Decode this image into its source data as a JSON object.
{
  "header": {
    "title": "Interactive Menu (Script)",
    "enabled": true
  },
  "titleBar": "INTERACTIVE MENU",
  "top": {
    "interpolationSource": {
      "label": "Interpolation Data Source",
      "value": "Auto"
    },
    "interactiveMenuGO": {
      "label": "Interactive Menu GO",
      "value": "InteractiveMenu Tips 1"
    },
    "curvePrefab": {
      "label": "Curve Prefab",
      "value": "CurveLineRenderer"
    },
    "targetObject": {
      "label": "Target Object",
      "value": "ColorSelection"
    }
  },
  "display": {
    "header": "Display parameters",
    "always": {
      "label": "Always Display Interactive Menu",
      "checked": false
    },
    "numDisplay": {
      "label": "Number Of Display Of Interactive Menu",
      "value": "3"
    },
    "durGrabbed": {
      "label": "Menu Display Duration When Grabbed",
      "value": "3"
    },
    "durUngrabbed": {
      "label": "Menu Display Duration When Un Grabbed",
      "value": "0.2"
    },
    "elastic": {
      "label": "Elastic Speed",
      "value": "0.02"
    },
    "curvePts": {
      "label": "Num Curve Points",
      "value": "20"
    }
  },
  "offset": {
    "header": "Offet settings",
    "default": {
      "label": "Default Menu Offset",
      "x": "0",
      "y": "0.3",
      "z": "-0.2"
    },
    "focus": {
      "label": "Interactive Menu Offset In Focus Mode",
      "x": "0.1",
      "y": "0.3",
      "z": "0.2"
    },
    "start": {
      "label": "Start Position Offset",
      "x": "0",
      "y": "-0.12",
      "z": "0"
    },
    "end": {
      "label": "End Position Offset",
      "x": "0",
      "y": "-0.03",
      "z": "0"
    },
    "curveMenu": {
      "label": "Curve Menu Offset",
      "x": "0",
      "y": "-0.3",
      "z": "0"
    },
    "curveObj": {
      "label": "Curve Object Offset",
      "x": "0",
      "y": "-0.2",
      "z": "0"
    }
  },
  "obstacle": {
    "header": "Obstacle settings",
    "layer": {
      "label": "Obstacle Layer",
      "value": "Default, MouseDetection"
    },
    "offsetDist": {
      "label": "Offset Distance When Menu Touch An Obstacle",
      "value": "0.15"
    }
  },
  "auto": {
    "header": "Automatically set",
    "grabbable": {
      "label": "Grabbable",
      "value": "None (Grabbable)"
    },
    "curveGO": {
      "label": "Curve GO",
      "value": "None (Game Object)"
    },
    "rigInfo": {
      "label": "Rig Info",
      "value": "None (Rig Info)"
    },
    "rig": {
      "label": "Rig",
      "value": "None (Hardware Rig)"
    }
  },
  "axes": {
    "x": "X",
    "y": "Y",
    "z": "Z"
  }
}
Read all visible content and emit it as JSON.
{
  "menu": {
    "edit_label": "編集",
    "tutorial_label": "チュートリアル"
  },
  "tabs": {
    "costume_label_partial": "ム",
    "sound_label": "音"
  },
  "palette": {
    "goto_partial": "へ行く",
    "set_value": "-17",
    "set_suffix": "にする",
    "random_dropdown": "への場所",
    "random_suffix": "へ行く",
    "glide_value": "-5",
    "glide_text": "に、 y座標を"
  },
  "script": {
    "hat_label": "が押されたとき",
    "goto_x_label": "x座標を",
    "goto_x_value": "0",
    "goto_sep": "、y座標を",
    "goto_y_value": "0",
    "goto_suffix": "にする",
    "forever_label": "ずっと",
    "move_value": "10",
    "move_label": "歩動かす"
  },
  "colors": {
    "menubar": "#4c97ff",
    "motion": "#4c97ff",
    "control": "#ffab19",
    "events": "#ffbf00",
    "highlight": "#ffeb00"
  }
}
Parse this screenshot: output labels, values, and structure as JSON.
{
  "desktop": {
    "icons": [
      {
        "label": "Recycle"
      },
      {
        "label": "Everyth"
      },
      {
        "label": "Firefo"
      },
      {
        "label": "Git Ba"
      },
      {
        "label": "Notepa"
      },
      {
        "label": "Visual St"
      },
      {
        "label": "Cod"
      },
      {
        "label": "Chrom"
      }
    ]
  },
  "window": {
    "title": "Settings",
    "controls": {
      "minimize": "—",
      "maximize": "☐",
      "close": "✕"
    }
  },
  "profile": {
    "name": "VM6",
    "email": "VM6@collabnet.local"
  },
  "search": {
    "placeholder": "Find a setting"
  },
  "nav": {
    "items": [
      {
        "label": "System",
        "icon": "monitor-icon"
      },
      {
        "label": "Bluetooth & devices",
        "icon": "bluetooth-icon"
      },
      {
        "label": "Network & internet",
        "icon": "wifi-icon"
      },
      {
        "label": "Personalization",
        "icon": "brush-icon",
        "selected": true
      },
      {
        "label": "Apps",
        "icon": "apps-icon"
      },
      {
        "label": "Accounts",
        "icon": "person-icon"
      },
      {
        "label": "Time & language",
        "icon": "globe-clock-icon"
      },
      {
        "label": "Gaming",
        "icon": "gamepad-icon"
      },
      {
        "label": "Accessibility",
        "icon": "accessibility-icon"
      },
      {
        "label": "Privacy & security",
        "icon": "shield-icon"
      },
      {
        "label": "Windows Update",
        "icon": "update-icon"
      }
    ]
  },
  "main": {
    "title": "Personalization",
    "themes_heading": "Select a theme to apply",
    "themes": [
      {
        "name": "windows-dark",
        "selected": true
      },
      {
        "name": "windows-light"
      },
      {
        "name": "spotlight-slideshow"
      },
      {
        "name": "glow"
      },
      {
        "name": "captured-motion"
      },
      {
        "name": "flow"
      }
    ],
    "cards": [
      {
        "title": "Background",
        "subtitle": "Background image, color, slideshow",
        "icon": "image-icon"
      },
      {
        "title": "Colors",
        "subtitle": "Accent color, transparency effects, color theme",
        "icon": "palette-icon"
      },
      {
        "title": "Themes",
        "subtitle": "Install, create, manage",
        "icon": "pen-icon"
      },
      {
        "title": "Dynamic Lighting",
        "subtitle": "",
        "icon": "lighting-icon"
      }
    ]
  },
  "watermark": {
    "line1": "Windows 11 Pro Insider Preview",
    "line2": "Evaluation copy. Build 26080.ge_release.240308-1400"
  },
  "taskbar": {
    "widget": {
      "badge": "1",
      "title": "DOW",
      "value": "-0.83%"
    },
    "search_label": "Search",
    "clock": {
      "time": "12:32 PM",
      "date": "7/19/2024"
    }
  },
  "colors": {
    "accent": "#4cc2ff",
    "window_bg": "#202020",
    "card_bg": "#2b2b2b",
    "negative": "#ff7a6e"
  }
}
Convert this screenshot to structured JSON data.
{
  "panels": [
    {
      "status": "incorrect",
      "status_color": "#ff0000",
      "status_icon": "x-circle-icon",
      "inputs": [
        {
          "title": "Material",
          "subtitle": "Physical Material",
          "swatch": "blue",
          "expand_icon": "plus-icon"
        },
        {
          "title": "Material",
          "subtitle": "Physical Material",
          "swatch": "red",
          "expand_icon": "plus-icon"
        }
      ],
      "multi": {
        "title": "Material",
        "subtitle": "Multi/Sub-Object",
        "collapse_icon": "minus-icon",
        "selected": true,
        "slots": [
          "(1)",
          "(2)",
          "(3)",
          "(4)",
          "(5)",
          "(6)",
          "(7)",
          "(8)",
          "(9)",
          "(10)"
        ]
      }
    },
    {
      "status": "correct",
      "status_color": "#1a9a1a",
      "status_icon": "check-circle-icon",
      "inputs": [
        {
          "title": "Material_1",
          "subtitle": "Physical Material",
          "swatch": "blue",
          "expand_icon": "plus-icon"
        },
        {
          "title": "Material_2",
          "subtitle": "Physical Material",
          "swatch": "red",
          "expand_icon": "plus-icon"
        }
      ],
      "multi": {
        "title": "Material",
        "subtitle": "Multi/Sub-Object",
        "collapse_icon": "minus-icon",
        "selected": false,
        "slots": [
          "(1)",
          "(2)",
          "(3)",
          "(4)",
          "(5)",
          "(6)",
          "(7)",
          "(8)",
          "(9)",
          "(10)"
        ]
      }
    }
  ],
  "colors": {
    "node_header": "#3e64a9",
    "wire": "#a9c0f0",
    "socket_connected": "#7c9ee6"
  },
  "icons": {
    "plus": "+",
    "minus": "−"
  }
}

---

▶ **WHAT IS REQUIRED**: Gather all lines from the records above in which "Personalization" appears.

▶ **ANSWER BOX**:
        "label": "Personalization",
    "title": "Personalization",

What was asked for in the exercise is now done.